REQUIRED ACTION:
In which lines of the data does the string "Downloads" appear? Copy every one.

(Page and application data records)
━━━━━━━━━━━━━━━━

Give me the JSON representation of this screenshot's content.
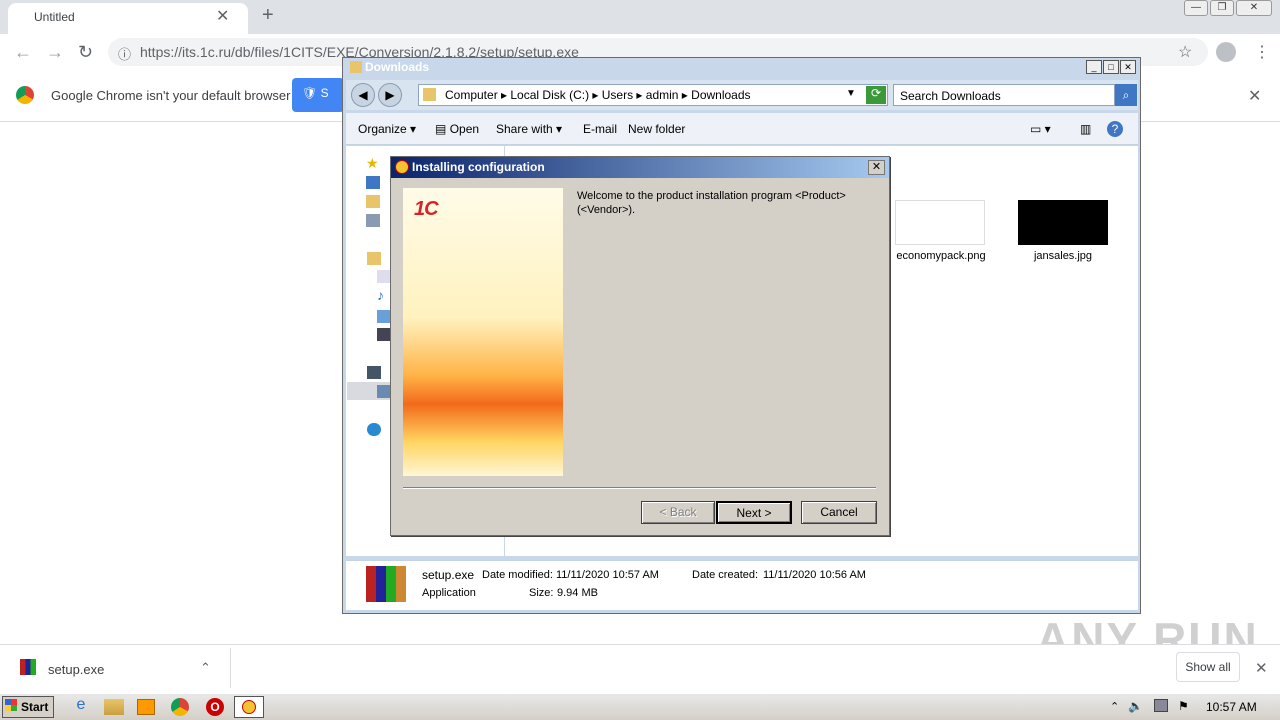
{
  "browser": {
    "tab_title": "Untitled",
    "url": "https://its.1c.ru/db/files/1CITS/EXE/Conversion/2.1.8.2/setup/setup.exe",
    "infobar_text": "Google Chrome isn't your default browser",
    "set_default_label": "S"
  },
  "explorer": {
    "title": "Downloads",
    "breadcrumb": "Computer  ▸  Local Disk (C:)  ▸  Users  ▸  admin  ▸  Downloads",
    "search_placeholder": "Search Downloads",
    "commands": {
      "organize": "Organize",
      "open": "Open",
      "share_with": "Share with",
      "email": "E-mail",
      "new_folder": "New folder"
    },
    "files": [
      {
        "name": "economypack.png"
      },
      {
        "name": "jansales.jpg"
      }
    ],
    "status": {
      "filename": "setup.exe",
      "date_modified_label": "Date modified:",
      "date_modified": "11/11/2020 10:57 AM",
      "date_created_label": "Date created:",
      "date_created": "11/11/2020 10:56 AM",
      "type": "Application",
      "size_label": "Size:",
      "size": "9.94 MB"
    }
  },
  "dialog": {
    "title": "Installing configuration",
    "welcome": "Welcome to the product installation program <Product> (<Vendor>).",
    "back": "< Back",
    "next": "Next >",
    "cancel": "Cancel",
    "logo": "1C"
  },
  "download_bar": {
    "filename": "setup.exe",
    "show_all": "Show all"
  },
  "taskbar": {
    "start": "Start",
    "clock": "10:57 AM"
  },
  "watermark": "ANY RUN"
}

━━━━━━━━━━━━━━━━

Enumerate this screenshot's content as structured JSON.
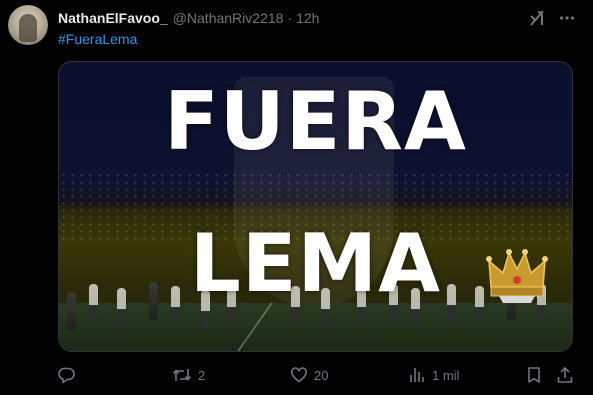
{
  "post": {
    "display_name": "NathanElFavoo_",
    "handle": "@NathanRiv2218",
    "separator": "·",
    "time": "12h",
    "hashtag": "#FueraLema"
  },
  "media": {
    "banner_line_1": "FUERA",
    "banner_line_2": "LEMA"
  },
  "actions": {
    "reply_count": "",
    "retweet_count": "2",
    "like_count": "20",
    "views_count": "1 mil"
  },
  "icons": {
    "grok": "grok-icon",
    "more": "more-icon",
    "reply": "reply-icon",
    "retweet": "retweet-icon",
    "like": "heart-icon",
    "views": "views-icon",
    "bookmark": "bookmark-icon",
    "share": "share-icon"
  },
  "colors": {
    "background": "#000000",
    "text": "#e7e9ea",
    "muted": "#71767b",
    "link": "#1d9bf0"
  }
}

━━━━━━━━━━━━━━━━

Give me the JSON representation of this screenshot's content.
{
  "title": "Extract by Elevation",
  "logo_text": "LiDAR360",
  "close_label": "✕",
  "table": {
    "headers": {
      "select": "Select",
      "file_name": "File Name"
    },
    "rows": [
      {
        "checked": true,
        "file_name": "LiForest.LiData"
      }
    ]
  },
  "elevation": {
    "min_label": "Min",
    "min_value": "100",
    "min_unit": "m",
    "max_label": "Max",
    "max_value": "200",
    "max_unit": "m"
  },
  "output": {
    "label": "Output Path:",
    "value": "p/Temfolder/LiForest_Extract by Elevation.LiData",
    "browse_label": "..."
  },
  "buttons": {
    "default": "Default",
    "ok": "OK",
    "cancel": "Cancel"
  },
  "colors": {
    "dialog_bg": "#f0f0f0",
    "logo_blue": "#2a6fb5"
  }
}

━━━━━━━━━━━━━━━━

OUTPUT FOR THIS TASK:
    "title": "Downloads",
    "breadcrumb": "Computer  ▸  Local Disk (C:)  ▸  Users  ▸  admin  ▸  Downloads",
    "search_placeholder": "Search Downloads",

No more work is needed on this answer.